If you're concerned about your ability to acclimatize, taking an extra day at Muir is a great idea. You could also consider taking Diamox (Acetazolamide) during your ascent.... either 125 mg or 250 mg twice a day until you start coming down. Multiple studies have shown it is effective at decreasing the incidence of acute mountain sickness. It's not foolproof but can work well in most people. It's also a pretty well-tolerated medication.

Share this post


Link to post
Share on other sites

i've never been to the top of rainier and not felt lie canned shit - but that's the joy of alpine style! sea level to 14000 in 24 hrs is just tough - b-17 pilots musta just hated life

Share this post


Link to post
Share on other sites
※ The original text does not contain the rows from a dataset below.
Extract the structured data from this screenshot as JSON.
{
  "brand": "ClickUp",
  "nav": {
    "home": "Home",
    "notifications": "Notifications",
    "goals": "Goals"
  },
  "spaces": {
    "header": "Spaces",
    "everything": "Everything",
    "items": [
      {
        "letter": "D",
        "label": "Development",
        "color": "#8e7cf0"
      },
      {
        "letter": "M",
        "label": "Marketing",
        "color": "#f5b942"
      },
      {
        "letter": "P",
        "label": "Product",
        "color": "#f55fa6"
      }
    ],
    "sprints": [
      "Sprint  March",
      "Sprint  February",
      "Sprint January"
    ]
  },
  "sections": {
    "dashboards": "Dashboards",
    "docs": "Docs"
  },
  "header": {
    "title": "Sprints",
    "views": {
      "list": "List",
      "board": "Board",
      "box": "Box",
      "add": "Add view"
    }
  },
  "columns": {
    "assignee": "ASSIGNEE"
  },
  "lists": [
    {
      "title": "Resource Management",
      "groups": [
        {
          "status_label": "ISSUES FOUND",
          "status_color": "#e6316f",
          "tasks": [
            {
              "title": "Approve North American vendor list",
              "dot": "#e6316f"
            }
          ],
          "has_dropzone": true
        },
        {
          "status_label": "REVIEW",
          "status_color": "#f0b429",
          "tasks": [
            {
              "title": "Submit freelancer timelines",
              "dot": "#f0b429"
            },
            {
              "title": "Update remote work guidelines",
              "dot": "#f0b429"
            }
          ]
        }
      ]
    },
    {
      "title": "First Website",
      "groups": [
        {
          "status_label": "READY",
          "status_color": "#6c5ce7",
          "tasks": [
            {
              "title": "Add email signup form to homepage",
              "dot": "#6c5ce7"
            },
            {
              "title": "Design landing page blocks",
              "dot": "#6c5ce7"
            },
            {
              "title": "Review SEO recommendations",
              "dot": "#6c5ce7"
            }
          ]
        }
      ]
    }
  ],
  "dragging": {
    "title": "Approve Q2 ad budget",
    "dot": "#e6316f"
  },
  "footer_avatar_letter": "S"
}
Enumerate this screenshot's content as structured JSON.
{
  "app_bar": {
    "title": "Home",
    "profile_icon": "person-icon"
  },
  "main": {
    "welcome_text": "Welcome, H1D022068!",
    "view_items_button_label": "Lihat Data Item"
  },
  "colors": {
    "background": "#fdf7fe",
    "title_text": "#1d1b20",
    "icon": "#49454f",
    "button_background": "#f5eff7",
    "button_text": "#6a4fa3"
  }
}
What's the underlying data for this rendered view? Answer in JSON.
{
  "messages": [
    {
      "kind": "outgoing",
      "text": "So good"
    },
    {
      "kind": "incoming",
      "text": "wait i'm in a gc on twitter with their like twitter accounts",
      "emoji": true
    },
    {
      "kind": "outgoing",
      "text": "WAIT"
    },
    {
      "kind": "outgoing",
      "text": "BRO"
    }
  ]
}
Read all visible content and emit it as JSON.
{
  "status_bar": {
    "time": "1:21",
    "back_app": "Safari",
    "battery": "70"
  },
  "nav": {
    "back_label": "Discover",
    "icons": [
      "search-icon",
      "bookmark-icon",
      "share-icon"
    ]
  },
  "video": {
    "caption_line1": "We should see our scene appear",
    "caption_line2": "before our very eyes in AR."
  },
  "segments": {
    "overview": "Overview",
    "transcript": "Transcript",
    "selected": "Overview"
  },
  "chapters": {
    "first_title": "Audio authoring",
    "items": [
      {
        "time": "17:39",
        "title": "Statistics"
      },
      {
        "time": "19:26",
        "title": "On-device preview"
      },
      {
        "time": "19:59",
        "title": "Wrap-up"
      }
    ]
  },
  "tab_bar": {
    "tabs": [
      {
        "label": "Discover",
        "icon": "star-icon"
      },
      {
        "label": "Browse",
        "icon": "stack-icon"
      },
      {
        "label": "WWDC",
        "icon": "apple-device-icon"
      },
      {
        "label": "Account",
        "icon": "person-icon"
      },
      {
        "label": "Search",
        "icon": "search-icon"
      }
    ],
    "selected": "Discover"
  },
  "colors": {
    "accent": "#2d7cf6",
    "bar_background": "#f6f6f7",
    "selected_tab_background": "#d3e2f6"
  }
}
A few things:

 

If you can, sleep at the trailhead (Paradise or WR) the night before the climb, and maybe make a hike w/o packs up 1000' and pack down, to aid acclimatization and sleeping.

 

Definitely start very early for Muir/Shurman. Snow will be in much better shape, meaning less energy expended. You will get up to Muir/Shurman sooner, getting you a good spot if that is an issue, and giving you a full day to hydrate and relax. But the big reason for the early start is that you won't be exposed to so much heat. I have seen many times people taken out by the mix of altitude, exertion and heat. Avoid that and go early, and go slow.

 

As far as the diamox, a lot of people feel it's better to not take it. If you are allergic to sulfa drugs, definitely don't take it. Do some research and make your own choice. If you do choose to take it, break the 250mg tabs into 1/4s, which you can either take once before sleep, or 2x a day, in the am and at night. It's generally agreed that you'll get the same acclimatization benefits with the lower dose, with less of the diuretic effects.

 

An additional day at camp is always a good idea. You can also go for a short climb up the route that morning, to aid in acclimatization and to make the start of the next day more known.

 

Have fun!

Share this post


Link to post
Share on other sites

Create an account or sign in to comment

You need to be a member in order to leave a comment

Create an account

Sign up for a new account in our community. It's easy!

Register a new account

Sign in

Already have an account? Sign in here.

Sign In Now

Sign in to follow this  

×